Russia plans to challenge the West in high-speed helicopter market

 - July 28, 2009, 6:12 AM

Russian manufacturers Kamov and Mil are developing advanced high-speed helicopter (AHSH) designs with the goal of creating a helicopter that flies as fast as
a turboprop airplane. Western companies have exhibited similar interest, with Sikorsky developing the X2 technology demonstrator, Bell and Agusta partnering on the BA609 tiltrotor and Eurocopter said to be studying a high-speed helicopter concept. At the HeliRussia international helicopter exhibition in May Vertolyoty Rossii (Russian Helicopters) displayed AHSH mockups from Kamov and Mil.

Kamov’s model, the 30-seat Ka-92, would have a takeoff weight of about 16 metric tons (35,000 pounds). It employs the company’s traditional coaxial main rotor and is powered by two 3,200-shp Klimov VK-3000 turbo-shaft engines. An improved aerodynamic outline and the tail pusher would give the Ka-92 a maximum speed of an estimated 248 knots and a cruise speed of 227 knots. Kamov believes that the combination of VTOL capability, a cruise speed approaching that of fixed-wing regional aircraft and a range of 756 nm would make the Ka-92 an ideal transport for Siberia and the Far East.

Mil’s contender, the 25-seat Mi-X1, will be smaller than the Ka-92, although still a large helicopter. It would be designed to have a takeoff weight of 10 to 11 metric tons (22,000 to 24,000 pounds). The Mi-X1 could be powered by two 2,400-shp Klimov VK-2500 engines. Similar engines are installed on the Mi-28N and Ka-52 attack helicopters.

Because the Mi-X1 would have a single main rotor, it would need to overcome retreating blade stall to travel at high speeds. This phenomenon occurs at about 160 knots forward airspeed and leads to vibrations that may ultimately destroy the rotor. Mil’s solution is to offload the rotor with the help of the proprietary stall local elimination system (SLES).

The manufacturer has previously said that using SLES alone would give the
Mi-X1 a speed of between 242 and 270 knots. At Heli-Russia, officials said that with a pusher prop and a number of aerodynamic improvements, including a retractable landing gear and streamlined forward and rear fuselage sections, the helicopter could have an estimated cruise speed of 256 knots and a dash speed of 280 knots.

“The high-speed helicopter will incorporate a mix of scientific, engineering and technological solutions that will dramatically change the concept of the rotary-wing aircraft,” Sergey Mikheyev, Kamov general designer, told AIN. “It will have essentially new control systems and a specially designed main rotor. The substantially enhanced speed and resultant range will change the role of helicopters and their niche in the market.”

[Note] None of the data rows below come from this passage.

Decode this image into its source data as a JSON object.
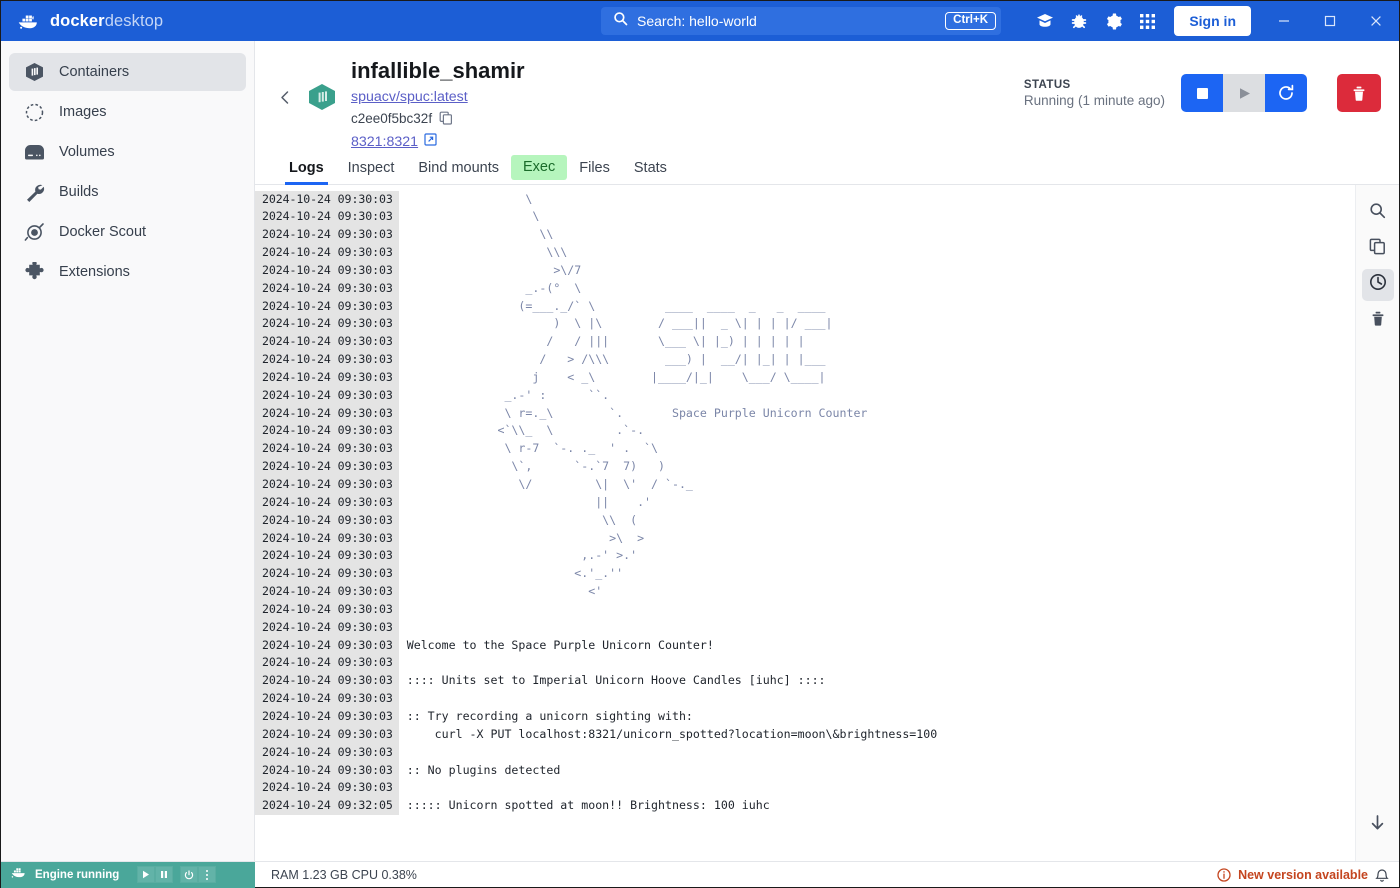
{
  "titlebar": {
    "brand_bold": "docker",
    "brand_light": "desktop",
    "search_label": "Search: hello-world",
    "search_placeholder": "Search",
    "shortcut": "Ctrl+K",
    "signin_label": "Sign in",
    "icons": [
      "learning-center-icon",
      "bug-icon",
      "settings-gear-icon",
      "apps-grid-icon"
    ],
    "window_controls": [
      "minimize-icon",
      "maximize-icon",
      "close-icon"
    ],
    "accent_color": "#1c5ed6"
  },
  "sidebar": {
    "items": [
      {
        "label": "Containers",
        "icon": "container-icon",
        "active": true
      },
      {
        "label": "Images",
        "icon": "images-icon",
        "active": false
      },
      {
        "label": "Volumes",
        "icon": "volumes-icon",
        "active": false
      },
      {
        "label": "Builds",
        "icon": "wrench-icon",
        "active": false
      },
      {
        "label": "Docker Scout",
        "icon": "scout-icon",
        "active": false
      },
      {
        "label": "Extensions",
        "icon": "puzzle-icon",
        "active": false
      }
    ]
  },
  "container": {
    "name": "infallible_shamir",
    "image": "spuacv/spuc:latest",
    "id": "c2ee0f5bc32f",
    "port": "8321:8321",
    "status_caption": "STATUS",
    "status_value": "Running (1 minute ago)",
    "actions": [
      "stop-button",
      "start-button",
      "restart-button",
      "delete-button"
    ],
    "cube_color": "#3aa08c"
  },
  "tabs": [
    {
      "label": "Logs",
      "state": "active"
    },
    {
      "label": "Inspect",
      "state": "normal"
    },
    {
      "label": "Bind mounts",
      "state": "normal"
    },
    {
      "label": "Exec",
      "state": "highlighted"
    },
    {
      "label": "Files",
      "state": "normal"
    },
    {
      "label": "Stats",
      "state": "normal"
    }
  ],
  "log_rail": {
    "buttons": [
      {
        "icon": "search-icon",
        "active": false
      },
      {
        "icon": "copy-icon",
        "active": false
      },
      {
        "icon": "clock-icon",
        "active": true
      },
      {
        "icon": "trash-icon",
        "active": false
      }
    ],
    "scroll_to_bottom": "arrow-down-icon"
  },
  "logs": [
    {
      "ts": "2024-10-24 09:30:03",
      "msg": "                 \\",
      "art": true
    },
    {
      "ts": "2024-10-24 09:30:03",
      "msg": "                  \\",
      "art": true
    },
    {
      "ts": "2024-10-24 09:30:03",
      "msg": "                   \\\\",
      "art": true
    },
    {
      "ts": "2024-10-24 09:30:03",
      "msg": "                    \\\\\\",
      "art": true
    },
    {
      "ts": "2024-10-24 09:30:03",
      "msg": "                     >\\/7",
      "art": true
    },
    {
      "ts": "2024-10-24 09:30:03",
      "msg": "                 _.-(°  \\",
      "art": true
    },
    {
      "ts": "2024-10-24 09:30:03",
      "msg": "                (=___._/` \\          ____  ____  _   _  ____",
      "art": true
    },
    {
      "ts": "2024-10-24 09:30:03",
      "msg": "                     )  \\ |\\        / ___||  _ \\| | | |/ ___|",
      "art": true
    },
    {
      "ts": "2024-10-24 09:30:03",
      "msg": "                    /   / |||       \\___ \\| |_) | | | | |",
      "art": true
    },
    {
      "ts": "2024-10-24 09:30:03",
      "msg": "                   /   > /\\\\\\        ___) |  __/| |_| | |___",
      "art": true
    },
    {
      "ts": "2024-10-24 09:30:03",
      "msg": "                  j    < _\\        |____/|_|    \\___/ \\____|",
      "art": true
    },
    {
      "ts": "2024-10-24 09:30:03",
      "msg": "              _.-' :      ``.",
      "art": true
    },
    {
      "ts": "2024-10-24 09:30:03",
      "msg": "              \\ r=._\\        `.       Space Purple Unicorn Counter",
      "art": true
    },
    {
      "ts": "2024-10-24 09:30:03",
      "msg": "             <`\\\\_  \\         .`-.",
      "art": true
    },
    {
      "ts": "2024-10-24 09:30:03",
      "msg": "              \\ r-7  `-. ._  ' .  `\\",
      "art": true
    },
    {
      "ts": "2024-10-24 09:30:03",
      "msg": "               \\`,      `-.`7  7)   )",
      "art": true
    },
    {
      "ts": "2024-10-24 09:30:03",
      "msg": "                \\/         \\|  \\'  / `-._",
      "art": true
    },
    {
      "ts": "2024-10-24 09:30:03",
      "msg": "                           ||    .'",
      "art": true
    },
    {
      "ts": "2024-10-24 09:30:03",
      "msg": "                            \\\\  (",
      "art": true
    },
    {
      "ts": "2024-10-24 09:30:03",
      "msg": "                             >\\  >",
      "art": true
    },
    {
      "ts": "2024-10-24 09:30:03",
      "msg": "                         ,.-' >.'",
      "art": true
    },
    {
      "ts": "2024-10-24 09:30:03",
      "msg": "                        <.'_.''",
      "art": true
    },
    {
      "ts": "2024-10-24 09:30:03",
      "msg": "                          <'",
      "art": true
    },
    {
      "ts": "2024-10-24 09:30:03",
      "msg": "",
      "art": true
    },
    {
      "ts": "2024-10-24 09:30:03",
      "msg": "",
      "art": false
    },
    {
      "ts": "2024-10-24 09:30:03",
      "msg": "Welcome to the Space Purple Unicorn Counter!",
      "art": false
    },
    {
      "ts": "2024-10-24 09:30:03",
      "msg": "",
      "art": false
    },
    {
      "ts": "2024-10-24 09:30:03",
      "msg": ":::: Units set to Imperial Unicorn Hoove Candles [iuhc] ::::",
      "art": false
    },
    {
      "ts": "2024-10-24 09:30:03",
      "msg": "",
      "art": false
    },
    {
      "ts": "2024-10-24 09:30:03",
      "msg": ":: Try recording a unicorn sighting with:",
      "art": false
    },
    {
      "ts": "2024-10-24 09:30:03",
      "msg": "    curl -X PUT localhost:8321/unicorn_spotted?location=moon\\&brightness=100",
      "art": false
    },
    {
      "ts": "2024-10-24 09:30:03",
      "msg": "",
      "art": false
    },
    {
      "ts": "2024-10-24 09:30:03",
      "msg": ":: No plugins detected",
      "art": false
    },
    {
      "ts": "2024-10-24 09:30:03",
      "msg": "",
      "art": false
    },
    {
      "ts": "2024-10-24 09:32:05",
      "msg": "::::: Unicorn spotted at moon!! Brightness: 100 iuhc",
      "art": false
    }
  ],
  "statusbar": {
    "engine_label": "Engine running",
    "engine_buttons": [
      "play-icon",
      "pause-icon",
      "power-icon",
      "kebab-menu-icon"
    ],
    "metrics": "RAM 1.23 GB  CPU 0.38%",
    "notice": "New version available",
    "notice_color": "#c4451f",
    "bell": "bell-icon",
    "engine_color": "#4aa79a"
  }
}
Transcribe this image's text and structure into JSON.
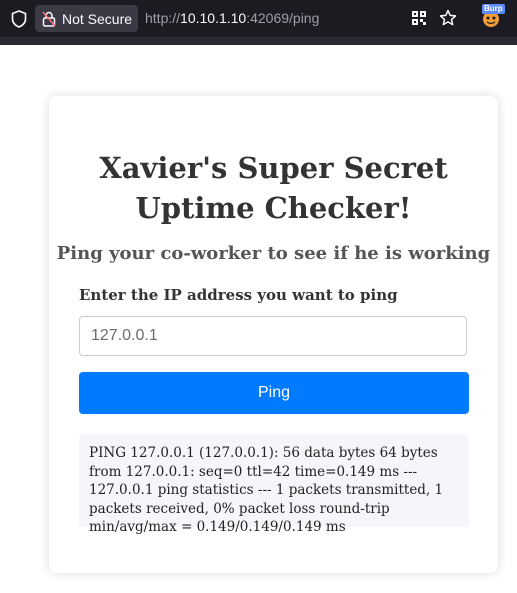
{
  "browser": {
    "security_label": "Not Secure",
    "url_scheme": "http://",
    "url_host": "10.10.1.10",
    "url_rest": ":42069/ping",
    "extension_badge": "Burp"
  },
  "page": {
    "title_line1": "Xavier's Super Secret",
    "title_line2": "Uptime Checker!",
    "subtitle": "Ping your co-worker to see if he is working",
    "ip_label": "Enter the IP address you want to ping",
    "ip_placeholder": "127.0.0.1",
    "button_label": "Ping",
    "output": "PING 127.0.0.1 (127.0.0.1): 56 data bytes 64 bytes from 127.0.0.1: seq=0 ttl=42 time=0.149 ms --- 127.0.0.1 ping statistics --- 1 packets transmitted, 1 packets received, 0% packet loss round-trip min/avg/max = 0.149/0.149/0.149 ms"
  },
  "colors": {
    "primary_button": "#007bff",
    "browser_toolbar": "#1c1b22"
  }
}
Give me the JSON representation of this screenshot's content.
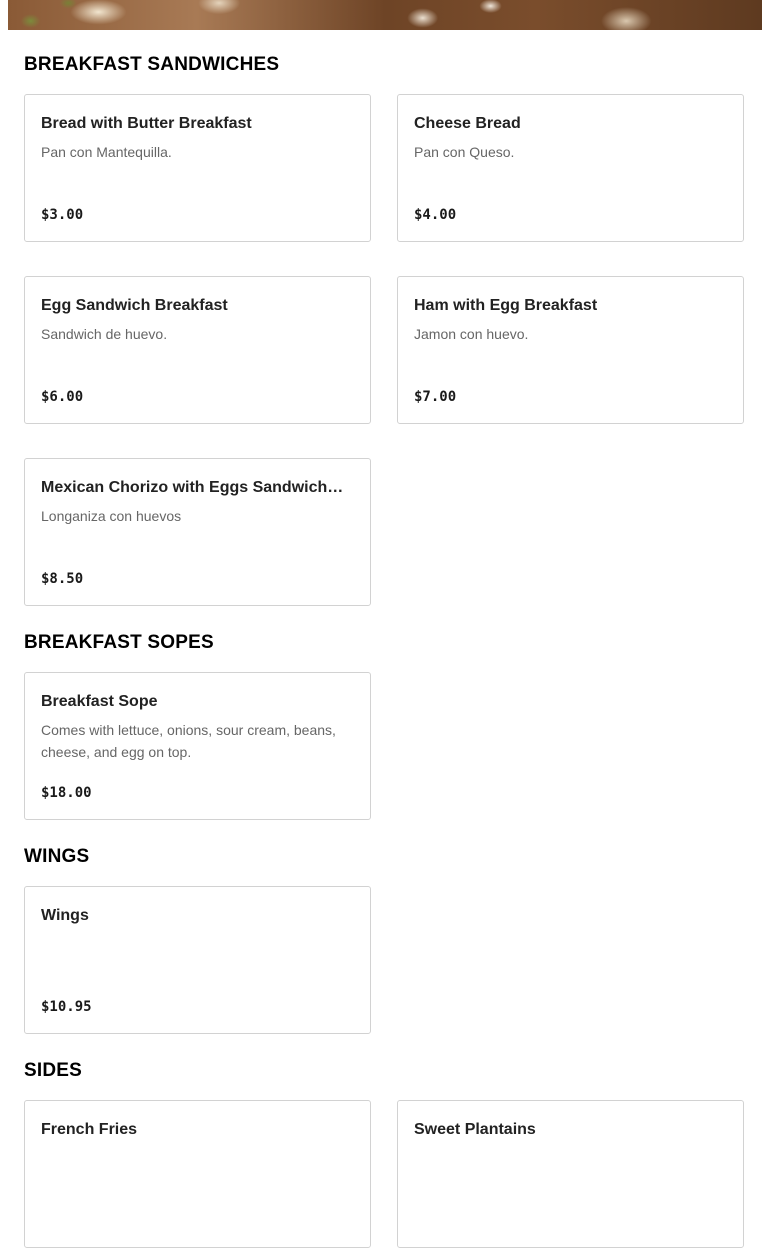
{
  "sections": [
    {
      "title": "BREAKFAST SANDWICHES",
      "items": [
        {
          "name": "Bread with Butter Breakfast",
          "description": "Pan con Mantequilla.",
          "price": "$3.00"
        },
        {
          "name": "Cheese Bread",
          "description": "Pan con Queso.",
          "price": "$4.00"
        },
        {
          "name": "Egg Sandwich Breakfast",
          "description": "Sandwich de huevo.",
          "price": "$6.00"
        },
        {
          "name": "Ham with Egg Breakfast",
          "description": "Jamon con huevo.",
          "price": "$7.00"
        },
        {
          "name": "Mexican Chorizo with Eggs Sandwich…",
          "description": "Longaniza con huevos",
          "price": "$8.50"
        }
      ]
    },
    {
      "title": "BREAKFAST SOPES",
      "items": [
        {
          "name": "Breakfast Sope",
          "description": "Comes with lettuce, onions, sour cream, beans, cheese, and egg on top.",
          "price": "$18.00"
        }
      ]
    },
    {
      "title": "WINGS",
      "items": [
        {
          "name": "Wings",
          "description": "",
          "price": "$10.95"
        }
      ]
    },
    {
      "title": "SIDES",
      "items": [
        {
          "name": "French Fries",
          "description": "",
          "price": ""
        },
        {
          "name": "Sweet Plantains",
          "description": "",
          "price": ""
        }
      ]
    }
  ]
}
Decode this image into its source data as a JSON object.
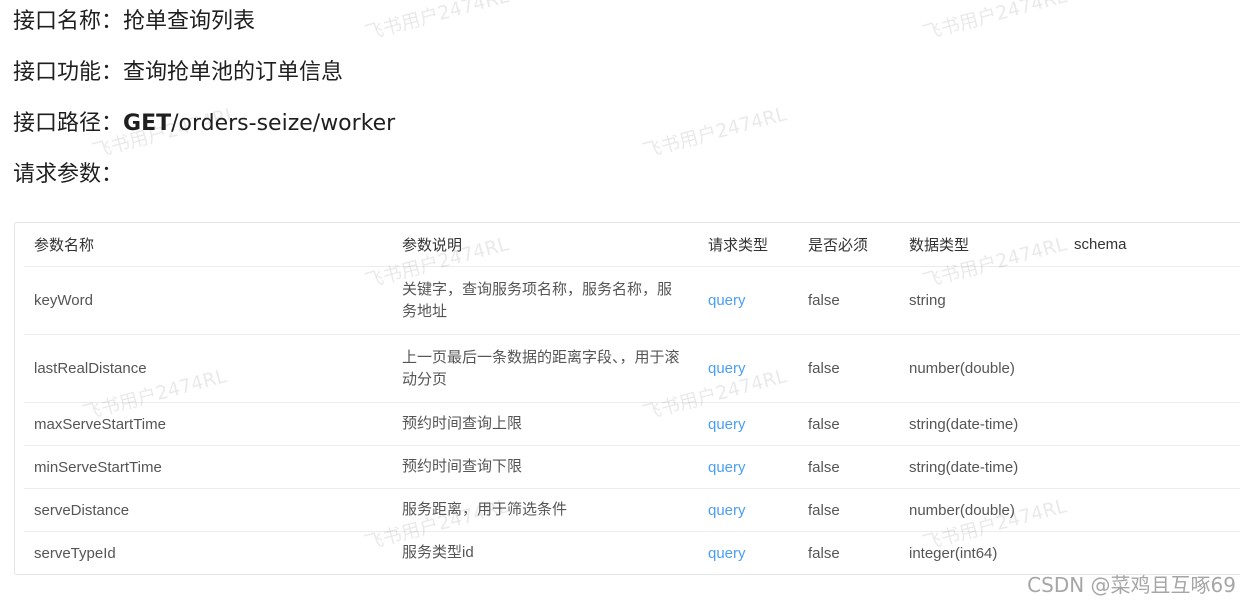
{
  "api": {
    "name_label": "接口名称：",
    "name_value": "抢单查询列表",
    "function_label": "接口功能：",
    "function_value": "查询抢单池的订单信息",
    "path_label": "接口路径：",
    "path_method": "GET",
    "path_value": "/orders-seize/worker",
    "params_label": "请求参数："
  },
  "params_table": {
    "headers": [
      "参数名称",
      "参数说明",
      "请求类型",
      "是否必须",
      "数据类型",
      "schema"
    ],
    "rows": [
      {
        "name": "keyWord",
        "desc": "关键字，查询服务项名称，服务名称，服务地址",
        "in": "query",
        "required": "false",
        "type": "string",
        "schema": ""
      },
      {
        "name": "lastRealDistance",
        "desc": "上一页最后一条数据的距离字段、，用于滚动分页",
        "in": "query",
        "required": "false",
        "type": "number(double)",
        "schema": ""
      },
      {
        "name": "maxServeStartTime",
        "desc": "预约时间查询上限",
        "in": "query",
        "required": "false",
        "type": "string(date-time)",
        "schema": ""
      },
      {
        "name": "minServeStartTime",
        "desc": "预约时间查询下限",
        "in": "query",
        "required": "false",
        "type": "string(date-time)",
        "schema": ""
      },
      {
        "name": "serveDistance",
        "desc": "服务距离，用于筛选条件",
        "in": "query",
        "required": "false",
        "type": "number(double)",
        "schema": ""
      },
      {
        "name": "serveTypeId",
        "desc": "服务类型id",
        "in": "query",
        "required": "false",
        "type": "integer(int64)",
        "schema": ""
      }
    ]
  },
  "watermark_text": "飞书用户2474RL",
  "footer_brand": "CSDN @菜鸡且互啄69",
  "colors": {
    "query": "#4a9ff5",
    "text": "#1f1f1f",
    "table_text": "#555555",
    "border": "#e5e5e5"
  }
}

Mikheyev said that one of the main difficulties the AHSH project faces is the manufacture of a lifting rotor for operation in demanding flight conditions at high speeds. “Of course, the blades will be made from new-generation carbon plastics with the help of nanotechnologies. However, thus far we’ve made only the first steps,” he said.

The Russian government plans to select a single AHSH design from the Kamov and Mil proposals. Andrei Shibitov, director general of Vertolyoty Rossii/Russian Helicopters, said production of the selected design would start by early next year. With support from the government, the Russian high-speed helicopter would take to the air within seven to 10 years, he claimed.

Said Mikheyev of Kamov, “Russia must create the high-speed helicopter in order
to retain its leadership in the world’s helicopter engineering.”